> What to do: Copy every line below where the string "deepseek" is found.

(Entries from a dataset of interfaces)
================================
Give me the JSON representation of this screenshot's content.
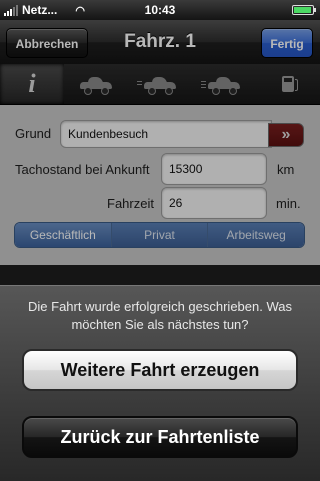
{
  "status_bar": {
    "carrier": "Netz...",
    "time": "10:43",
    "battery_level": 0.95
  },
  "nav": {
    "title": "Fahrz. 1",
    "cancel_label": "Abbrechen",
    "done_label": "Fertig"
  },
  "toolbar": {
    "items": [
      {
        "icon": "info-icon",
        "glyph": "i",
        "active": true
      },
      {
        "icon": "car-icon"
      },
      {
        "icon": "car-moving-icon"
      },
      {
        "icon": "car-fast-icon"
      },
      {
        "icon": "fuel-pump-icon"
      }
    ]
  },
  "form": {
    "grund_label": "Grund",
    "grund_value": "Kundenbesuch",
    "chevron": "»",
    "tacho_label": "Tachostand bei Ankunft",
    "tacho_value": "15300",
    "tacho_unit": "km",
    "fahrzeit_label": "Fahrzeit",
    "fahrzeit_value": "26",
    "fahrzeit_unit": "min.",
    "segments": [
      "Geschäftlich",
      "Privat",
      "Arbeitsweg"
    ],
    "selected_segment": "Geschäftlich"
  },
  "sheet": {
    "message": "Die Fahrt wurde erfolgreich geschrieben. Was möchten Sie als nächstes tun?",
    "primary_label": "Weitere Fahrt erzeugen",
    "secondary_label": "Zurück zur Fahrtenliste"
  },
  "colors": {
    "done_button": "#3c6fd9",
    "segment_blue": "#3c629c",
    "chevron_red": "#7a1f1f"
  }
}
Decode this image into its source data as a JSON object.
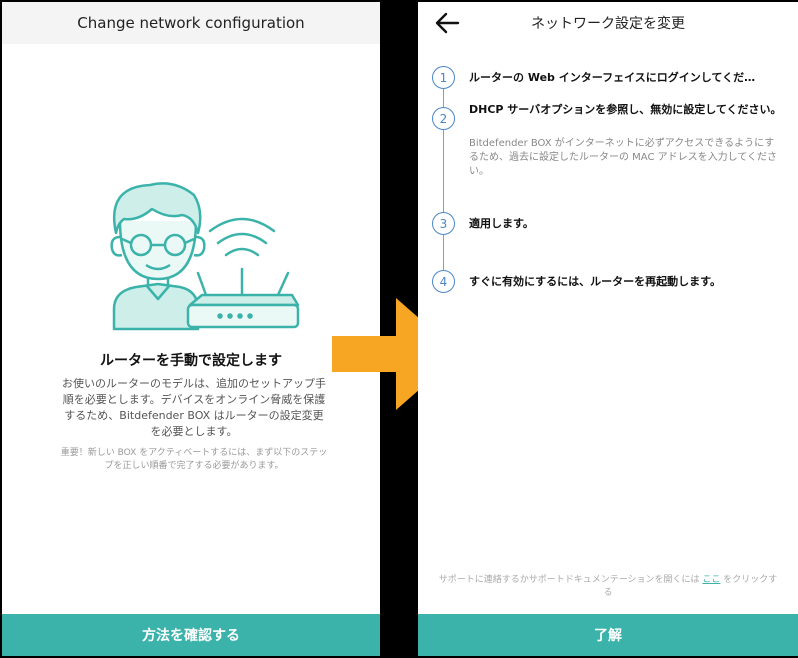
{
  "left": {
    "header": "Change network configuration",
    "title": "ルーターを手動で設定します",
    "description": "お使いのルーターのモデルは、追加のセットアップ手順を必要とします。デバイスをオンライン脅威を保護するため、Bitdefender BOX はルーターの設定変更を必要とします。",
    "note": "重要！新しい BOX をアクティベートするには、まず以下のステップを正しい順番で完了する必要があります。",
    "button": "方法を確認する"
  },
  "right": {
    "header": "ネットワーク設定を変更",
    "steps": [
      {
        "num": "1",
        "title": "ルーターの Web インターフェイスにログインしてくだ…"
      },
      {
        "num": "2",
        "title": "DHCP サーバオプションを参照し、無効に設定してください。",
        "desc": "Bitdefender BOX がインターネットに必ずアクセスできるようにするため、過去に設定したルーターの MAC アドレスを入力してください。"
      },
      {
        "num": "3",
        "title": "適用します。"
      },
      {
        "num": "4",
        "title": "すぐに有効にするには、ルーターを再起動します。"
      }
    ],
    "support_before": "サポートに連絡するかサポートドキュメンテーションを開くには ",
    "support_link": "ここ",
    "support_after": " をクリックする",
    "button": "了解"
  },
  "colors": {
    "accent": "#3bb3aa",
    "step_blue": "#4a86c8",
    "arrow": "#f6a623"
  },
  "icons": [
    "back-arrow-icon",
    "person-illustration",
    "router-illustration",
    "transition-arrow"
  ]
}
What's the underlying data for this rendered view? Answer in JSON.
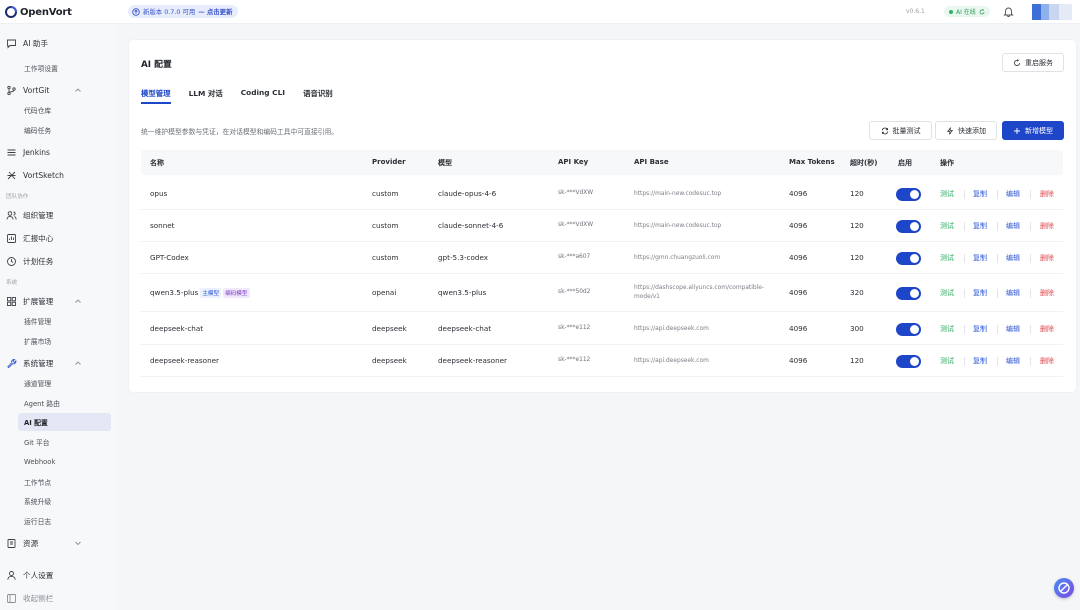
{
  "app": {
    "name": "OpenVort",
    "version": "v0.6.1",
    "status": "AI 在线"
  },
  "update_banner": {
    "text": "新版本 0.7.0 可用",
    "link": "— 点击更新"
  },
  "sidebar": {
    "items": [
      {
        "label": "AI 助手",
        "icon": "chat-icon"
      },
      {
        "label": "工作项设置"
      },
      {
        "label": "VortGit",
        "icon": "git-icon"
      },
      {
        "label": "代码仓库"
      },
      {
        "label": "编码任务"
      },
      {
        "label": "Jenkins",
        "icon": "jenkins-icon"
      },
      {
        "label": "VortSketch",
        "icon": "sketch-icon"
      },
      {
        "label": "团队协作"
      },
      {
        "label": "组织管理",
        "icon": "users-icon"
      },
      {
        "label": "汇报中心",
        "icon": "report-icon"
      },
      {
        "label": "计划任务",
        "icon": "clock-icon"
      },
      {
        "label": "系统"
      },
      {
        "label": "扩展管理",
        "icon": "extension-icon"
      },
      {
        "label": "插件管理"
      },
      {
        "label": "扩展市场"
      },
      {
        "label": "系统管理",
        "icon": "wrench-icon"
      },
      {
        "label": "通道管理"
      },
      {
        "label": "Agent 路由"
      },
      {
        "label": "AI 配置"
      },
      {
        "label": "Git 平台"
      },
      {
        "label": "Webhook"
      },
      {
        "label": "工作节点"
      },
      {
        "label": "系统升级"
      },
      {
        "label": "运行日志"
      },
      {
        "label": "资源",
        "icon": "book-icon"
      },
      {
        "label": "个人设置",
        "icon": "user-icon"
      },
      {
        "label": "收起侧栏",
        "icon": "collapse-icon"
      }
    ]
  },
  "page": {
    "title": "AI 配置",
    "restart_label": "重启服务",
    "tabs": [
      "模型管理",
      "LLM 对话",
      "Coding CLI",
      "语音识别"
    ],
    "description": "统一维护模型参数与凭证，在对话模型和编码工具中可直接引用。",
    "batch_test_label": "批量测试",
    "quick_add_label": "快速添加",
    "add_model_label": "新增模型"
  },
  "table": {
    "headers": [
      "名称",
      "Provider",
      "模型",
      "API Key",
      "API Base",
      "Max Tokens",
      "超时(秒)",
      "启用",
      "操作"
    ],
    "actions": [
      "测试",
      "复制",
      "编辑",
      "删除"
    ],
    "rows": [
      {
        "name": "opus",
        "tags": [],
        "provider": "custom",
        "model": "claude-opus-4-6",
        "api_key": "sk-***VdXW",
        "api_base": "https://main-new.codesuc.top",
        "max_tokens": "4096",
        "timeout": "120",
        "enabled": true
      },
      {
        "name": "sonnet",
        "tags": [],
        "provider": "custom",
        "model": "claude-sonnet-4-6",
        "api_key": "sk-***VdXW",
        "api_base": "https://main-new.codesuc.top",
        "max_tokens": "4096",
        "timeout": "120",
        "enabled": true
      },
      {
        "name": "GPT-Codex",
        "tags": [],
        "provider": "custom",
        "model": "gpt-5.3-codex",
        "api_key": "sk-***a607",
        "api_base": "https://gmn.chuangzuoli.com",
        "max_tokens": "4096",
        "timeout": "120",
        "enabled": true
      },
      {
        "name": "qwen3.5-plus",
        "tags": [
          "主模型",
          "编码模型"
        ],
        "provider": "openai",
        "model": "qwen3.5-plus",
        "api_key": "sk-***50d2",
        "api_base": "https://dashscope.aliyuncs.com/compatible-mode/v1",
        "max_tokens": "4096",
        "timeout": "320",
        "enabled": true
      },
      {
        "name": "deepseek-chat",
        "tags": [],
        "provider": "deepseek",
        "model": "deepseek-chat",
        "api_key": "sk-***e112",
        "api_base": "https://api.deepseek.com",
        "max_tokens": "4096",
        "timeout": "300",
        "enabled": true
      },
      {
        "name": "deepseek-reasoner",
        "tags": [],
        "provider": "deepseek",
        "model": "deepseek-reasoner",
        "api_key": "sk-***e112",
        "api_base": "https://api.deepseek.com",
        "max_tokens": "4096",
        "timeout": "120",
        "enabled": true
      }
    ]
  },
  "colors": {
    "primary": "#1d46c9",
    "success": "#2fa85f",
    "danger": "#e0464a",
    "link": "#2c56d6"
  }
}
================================
> Finished task:
        "name": "deepseek-chat",
        "provider": "deepseek",
        "model": "deepseek-chat",
        "api_base": "https://api.deepseek.com",
        "name": "deepseek-reasoner",
        "provider": "deepseek",
        "model": "deepseek-reasoner",
        "api_base": "https://api.deepseek.com",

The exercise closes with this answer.